Andrew Flintoff (left) and Andrew Strauss have much to ponder for Friday
An excellent, unbeaten second-wicket partnership of 189 between Ricky Ponting and Simon Katich returned the initiative to Australia at the end of a second absorbing day.
This after England thrilled the crowd by showing a refreshingly positive approach to their batting on the second morning. They might have been expected cautiously to eke out every run in their pursuit of the 400 they needed, but they took the attack to the Australians from the very start.
Stuart Broad set the tone with elegant boundaries off Peter Siddle, but he became the second Englishman to be deceived by Mitchell Johnson's slower ball.
Broad could consider himself slightly unlucky in that the ball deflected off his thigh pad, but rather than the tail being mopped up, Graeme Swann reminded us of why he is used as a pinch-hitter at Nottinghamshire.

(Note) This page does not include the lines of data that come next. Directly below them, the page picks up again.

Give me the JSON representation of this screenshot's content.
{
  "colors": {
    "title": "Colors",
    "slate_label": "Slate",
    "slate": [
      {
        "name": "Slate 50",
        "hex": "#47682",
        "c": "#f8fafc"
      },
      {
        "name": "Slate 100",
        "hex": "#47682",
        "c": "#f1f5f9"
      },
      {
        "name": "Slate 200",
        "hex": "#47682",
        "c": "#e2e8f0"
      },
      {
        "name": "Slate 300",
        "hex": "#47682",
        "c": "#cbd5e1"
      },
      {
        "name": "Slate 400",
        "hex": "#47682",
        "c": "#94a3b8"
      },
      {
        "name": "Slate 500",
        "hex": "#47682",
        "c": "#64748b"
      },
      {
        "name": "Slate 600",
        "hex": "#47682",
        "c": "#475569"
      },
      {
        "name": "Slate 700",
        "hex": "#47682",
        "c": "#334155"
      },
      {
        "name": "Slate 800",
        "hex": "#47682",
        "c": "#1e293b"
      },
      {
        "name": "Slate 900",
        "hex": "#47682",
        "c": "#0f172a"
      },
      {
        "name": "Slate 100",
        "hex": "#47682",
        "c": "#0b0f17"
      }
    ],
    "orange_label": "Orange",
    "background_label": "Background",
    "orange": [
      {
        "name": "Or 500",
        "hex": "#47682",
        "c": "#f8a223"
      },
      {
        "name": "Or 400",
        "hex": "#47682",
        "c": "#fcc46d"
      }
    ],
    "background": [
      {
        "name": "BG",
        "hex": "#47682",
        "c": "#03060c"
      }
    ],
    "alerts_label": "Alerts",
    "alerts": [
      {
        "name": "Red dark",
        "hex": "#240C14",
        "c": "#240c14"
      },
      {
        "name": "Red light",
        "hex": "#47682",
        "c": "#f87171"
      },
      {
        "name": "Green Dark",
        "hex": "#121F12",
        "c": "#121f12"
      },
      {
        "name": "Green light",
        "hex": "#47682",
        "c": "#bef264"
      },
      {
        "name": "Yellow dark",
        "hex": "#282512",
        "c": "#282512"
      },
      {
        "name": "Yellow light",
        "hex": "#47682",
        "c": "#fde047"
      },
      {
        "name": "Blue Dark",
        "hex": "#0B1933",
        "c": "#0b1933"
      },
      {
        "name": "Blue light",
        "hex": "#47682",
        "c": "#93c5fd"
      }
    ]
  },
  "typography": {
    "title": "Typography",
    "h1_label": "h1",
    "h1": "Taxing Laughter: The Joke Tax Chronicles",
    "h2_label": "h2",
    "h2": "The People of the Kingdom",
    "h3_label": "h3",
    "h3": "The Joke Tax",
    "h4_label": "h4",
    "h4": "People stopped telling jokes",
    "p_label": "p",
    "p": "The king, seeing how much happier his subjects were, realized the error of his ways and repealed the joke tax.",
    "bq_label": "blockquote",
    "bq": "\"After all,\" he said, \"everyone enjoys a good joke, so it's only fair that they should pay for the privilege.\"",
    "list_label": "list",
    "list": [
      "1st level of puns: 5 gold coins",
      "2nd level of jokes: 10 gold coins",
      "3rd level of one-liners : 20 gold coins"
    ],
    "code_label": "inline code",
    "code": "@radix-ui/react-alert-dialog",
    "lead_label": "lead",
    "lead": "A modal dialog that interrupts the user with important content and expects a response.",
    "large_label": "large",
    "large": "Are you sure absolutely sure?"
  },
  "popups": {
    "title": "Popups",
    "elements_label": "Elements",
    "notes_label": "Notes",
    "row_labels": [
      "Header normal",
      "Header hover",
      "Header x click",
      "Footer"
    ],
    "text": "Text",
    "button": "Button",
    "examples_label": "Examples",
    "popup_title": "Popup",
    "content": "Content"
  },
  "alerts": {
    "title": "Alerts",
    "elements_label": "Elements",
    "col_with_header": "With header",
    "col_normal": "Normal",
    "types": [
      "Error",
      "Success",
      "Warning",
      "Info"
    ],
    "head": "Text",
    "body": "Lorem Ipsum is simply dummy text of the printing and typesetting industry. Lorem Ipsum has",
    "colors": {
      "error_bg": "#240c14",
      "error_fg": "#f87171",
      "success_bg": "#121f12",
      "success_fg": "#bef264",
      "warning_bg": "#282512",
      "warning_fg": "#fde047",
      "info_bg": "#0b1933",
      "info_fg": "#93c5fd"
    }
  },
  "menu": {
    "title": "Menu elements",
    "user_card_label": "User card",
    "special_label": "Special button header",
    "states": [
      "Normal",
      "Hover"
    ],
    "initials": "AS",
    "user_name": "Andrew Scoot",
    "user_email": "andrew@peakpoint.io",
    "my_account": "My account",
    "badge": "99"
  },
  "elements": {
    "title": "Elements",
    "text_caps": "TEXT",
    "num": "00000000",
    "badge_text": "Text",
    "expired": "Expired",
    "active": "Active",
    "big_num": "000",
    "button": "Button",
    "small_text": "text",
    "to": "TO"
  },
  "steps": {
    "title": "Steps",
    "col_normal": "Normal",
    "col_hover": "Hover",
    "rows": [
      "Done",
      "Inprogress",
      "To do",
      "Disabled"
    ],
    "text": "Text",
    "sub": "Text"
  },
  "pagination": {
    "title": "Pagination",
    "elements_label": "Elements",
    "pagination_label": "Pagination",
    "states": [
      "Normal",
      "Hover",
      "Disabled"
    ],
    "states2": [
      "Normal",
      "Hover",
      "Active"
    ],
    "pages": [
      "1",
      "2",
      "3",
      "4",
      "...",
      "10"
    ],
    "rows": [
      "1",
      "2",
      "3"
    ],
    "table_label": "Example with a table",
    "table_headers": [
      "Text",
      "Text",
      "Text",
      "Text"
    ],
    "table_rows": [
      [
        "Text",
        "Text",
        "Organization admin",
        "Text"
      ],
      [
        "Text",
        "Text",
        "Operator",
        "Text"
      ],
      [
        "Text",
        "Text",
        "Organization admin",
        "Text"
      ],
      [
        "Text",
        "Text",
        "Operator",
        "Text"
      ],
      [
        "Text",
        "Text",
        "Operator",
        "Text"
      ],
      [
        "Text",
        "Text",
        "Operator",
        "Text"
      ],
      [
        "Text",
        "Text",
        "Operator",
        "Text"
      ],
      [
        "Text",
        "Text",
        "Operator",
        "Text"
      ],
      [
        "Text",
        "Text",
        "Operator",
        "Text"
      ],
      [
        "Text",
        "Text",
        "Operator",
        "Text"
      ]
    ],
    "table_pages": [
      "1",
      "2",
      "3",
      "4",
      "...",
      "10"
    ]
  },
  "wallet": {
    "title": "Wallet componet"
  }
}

He even played a switch hit as he and James Anderson plundered the Australian bowlers, who conceded 78 runs from the first 11 overs of the day - Hauritz's two overs cost 26, including four byes. With the crowd baying, the onslaught continued as the last three wickets added 99 in 16.5 overs.
Credit, therefore, to Simon Katich and Philip Hughes as they safely negotiated the eight overs before lunch, with Hughes giving us more than just a glimpse of his highly unusual technique, with some crashing blows through the off side.
Were he a tail-ender, you would assume that his movement to leg betrayed a fear of fast bowling and, as Steve Harmison discovered at Worcester, he does not look comfortable against the short ball.
But it was only after the break that England got after him. Inevitably it was Andrew Flintoff who roughed him up from round the wicket in a thrilling contest. Finally the inside edge was found as Hughes wafted once too often and Matt Prior took a really good diving catch. Flintoff 1, Hughes 0.
But England's optimism was carefully and methodically brushed aside by Katich and Ponting. England's spinners did not find the turn and bounce that even Hauritz discovered, albeit erratically, while Broad and Anderson looked ineffective on the slow pitch.
Ponting passed 11,000 runs in Tests, while Katich continued his tremendous form since converting to an opening bat. Both reached their centuries shortly before the close, and clearly England need to separate them as early as possible on the third morning.